→ Records for this task
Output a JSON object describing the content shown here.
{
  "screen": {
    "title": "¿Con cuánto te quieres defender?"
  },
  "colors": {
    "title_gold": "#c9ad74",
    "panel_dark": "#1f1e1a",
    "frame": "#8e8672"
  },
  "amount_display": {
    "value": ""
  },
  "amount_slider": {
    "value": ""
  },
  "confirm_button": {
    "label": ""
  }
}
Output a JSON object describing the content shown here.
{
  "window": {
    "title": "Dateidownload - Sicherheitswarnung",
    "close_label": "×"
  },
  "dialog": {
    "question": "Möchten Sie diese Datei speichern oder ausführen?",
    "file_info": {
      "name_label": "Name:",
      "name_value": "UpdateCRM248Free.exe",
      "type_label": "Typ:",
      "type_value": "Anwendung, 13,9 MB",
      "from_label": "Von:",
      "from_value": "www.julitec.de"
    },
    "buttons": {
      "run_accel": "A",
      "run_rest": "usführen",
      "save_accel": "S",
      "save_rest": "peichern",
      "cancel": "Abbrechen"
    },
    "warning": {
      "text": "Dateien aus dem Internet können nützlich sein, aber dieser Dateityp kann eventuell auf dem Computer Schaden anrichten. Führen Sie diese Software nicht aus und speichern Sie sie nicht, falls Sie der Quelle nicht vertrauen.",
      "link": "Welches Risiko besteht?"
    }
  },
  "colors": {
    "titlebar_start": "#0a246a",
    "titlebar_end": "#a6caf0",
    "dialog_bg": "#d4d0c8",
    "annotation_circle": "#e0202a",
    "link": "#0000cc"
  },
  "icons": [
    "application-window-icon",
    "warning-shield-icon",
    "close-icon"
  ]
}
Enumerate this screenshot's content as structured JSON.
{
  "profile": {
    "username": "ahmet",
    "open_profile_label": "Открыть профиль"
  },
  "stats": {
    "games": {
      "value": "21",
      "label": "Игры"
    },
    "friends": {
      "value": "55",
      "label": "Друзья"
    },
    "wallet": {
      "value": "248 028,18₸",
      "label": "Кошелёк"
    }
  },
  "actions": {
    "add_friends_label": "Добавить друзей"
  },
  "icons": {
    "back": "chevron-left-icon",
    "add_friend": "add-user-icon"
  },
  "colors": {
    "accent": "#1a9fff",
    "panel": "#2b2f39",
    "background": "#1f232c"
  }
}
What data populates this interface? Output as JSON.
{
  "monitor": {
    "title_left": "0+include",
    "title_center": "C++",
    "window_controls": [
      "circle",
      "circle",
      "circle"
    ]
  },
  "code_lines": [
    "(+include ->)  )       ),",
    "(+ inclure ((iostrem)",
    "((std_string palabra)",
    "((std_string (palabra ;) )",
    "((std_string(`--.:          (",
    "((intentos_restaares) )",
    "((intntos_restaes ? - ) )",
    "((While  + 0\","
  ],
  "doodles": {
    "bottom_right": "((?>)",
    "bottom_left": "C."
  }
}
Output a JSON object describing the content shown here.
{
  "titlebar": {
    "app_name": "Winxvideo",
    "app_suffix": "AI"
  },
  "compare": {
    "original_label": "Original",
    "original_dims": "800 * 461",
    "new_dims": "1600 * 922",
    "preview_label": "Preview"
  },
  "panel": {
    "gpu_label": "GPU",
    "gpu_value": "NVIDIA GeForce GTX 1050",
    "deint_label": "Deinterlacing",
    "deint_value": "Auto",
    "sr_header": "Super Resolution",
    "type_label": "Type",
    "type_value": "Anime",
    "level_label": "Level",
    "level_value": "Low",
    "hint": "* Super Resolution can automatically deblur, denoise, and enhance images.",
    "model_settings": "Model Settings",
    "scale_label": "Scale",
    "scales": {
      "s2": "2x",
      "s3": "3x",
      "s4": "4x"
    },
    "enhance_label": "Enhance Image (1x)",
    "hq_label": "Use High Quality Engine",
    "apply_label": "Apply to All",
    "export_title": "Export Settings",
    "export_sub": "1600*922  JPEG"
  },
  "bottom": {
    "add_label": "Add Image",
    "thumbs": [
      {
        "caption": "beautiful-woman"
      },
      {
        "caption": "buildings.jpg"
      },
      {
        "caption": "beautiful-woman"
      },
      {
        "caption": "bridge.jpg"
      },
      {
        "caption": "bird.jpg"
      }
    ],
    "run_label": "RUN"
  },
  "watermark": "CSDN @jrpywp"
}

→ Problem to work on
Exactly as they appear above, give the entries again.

→ Answer to the problem
Output a JSON object describing the content shown here.
{
  "screen": {
    "title": "¿Con cuánto te quieres defender?"
  },
  "colors": {
    "title_gold": "#c9ad74",
    "panel_dark": "#1f1e1a",
    "frame": "#8e8672"
  },
  "amount_display": {
    "value": ""
  },
  "amount_slider": {
    "value": ""
  },
  "confirm_button": {
    "label": ""
  }
}
Output a JSON object describing the content shown here.
{
  "window": {
    "title": "Dateidownload - Sicherheitswarnung",
    "close_label": "×"
  },
  "dialog": {
    "question": "Möchten Sie diese Datei speichern oder ausführen?",
    "file_info": {
      "name_label": "Name:",
      "name_value": "UpdateCRM248Free.exe",
      "type_label": "Typ:",
      "type_value": "Anwendung, 13,9 MB",
      "from_label": "Von:",
      "from_value": "www.julitec.de"
    },
    "buttons": {
      "run_accel": "A",
      "run_rest": "usführen",
      "save_accel": "S",
      "save_rest": "peichern",
      "cancel": "Abbrechen"
    },
    "warning": {
      "text": "Dateien aus dem Internet können nützlich sein, aber dieser Dateityp kann eventuell auf dem Computer Schaden anrichten. Führen Sie diese Software nicht aus und speichern Sie sie nicht, falls Sie der Quelle nicht vertrauen.",
      "link": "Welches Risiko besteht?"
    }
  },
  "colors": {
    "titlebar_start": "#0a246a",
    "titlebar_end": "#a6caf0",
    "dialog_bg": "#d4d0c8",
    "annotation_circle": "#e0202a",
    "link": "#0000cc"
  },
  "icons": [
    "application-window-icon",
    "warning-shield-icon",
    "close-icon"
  ]
}
Enumerate this screenshot's content as structured JSON.
{
  "profile": {
    "username": "ahmet",
    "open_profile_label": "Открыть профиль"
  },
  "stats": {
    "games": {
      "value": "21",
      "label": "Игры"
    },
    "friends": {
      "value": "55",
      "label": "Друзья"
    },
    "wallet": {
      "value": "248 028,18₸",
      "label": "Кошелёк"
    }
  },
  "actions": {
    "add_friends_label": "Добавить друзей"
  },
  "icons": {
    "back": "chevron-left-icon",
    "add_friend": "add-user-icon"
  },
  "colors": {
    "accent": "#1a9fff",
    "panel": "#2b2f39",
    "background": "#1f232c"
  }
}
What data populates this interface? Output as JSON.
{
  "monitor": {
    "title_left": "0+include",
    "title_center": "C++",
    "window_controls": [
      "circle",
      "circle",
      "circle"
    ]
  },
  "code_lines": [
    "(+include ->)  )       ),",
    "(+ inclure ((iostrem)",
    "((std_string palabra)",
    "((std_string (palabra ;) )",
    "((std_string(`--.:          (",
    "((intentos_restaares) )",
    "((intntos_restaes ? - ) )",
    "((While  + 0\","
  ],
  "doodles": {
    "bottom_right": "((?>)",
    "bottom_left": "C."
  }
}
Output a JSON object describing the content shown here.
{
  "titlebar": {
    "app_name": "Winxvideo",
    "app_suffix": "AI"
  },
  "compare": {
    "original_label": "Original",
    "original_dims": "800 * 461",
    "new_dims": "1600 * 922",
    "preview_label": "Preview"
  },
  "panel": {
    "gpu_label": "GPU",
    "gpu_value": "NVIDIA GeForce GTX 1050",
    "deint_label": "Deinterlacing",
    "deint_value": "Auto",
    "sr_header": "Super Resolution",
    "type_label": "Type",
    "type_value": "Anime",
    "level_label": "Level",
    "level_value": "Low",
    "hint": "* Super Resolution can automatically deblur, denoise, and enhance images.",
    "model_settings": "Model Settings",
    "scale_label": "Scale",
    "scales": {
      "s2": "2x",
      "s3": "3x",
      "s4": "4x"
    },
    "enhance_label": "Enhance Image (1x)",
    "hq_label": "Use High Quality Engine",
    "apply_label": "Apply to All",
    "export_title": "Export Settings",
    "export_sub": "1600*922  JPEG"
  },
  "bottom": {
    "add_label": "Add Image",
    "thumbs": [
      {
        "caption": "beautiful-woman"
      },
      {
        "caption": "buildings.jpg"
      },
      {
        "caption": "beautiful-woman"
      },
      {
        "caption": "bridge.jpg"
      },
      {
        "caption": "bird.jpg"
      }
    ],
    "run_label": "RUN"
  },
  "watermark": "CSDN @jrpywp"
}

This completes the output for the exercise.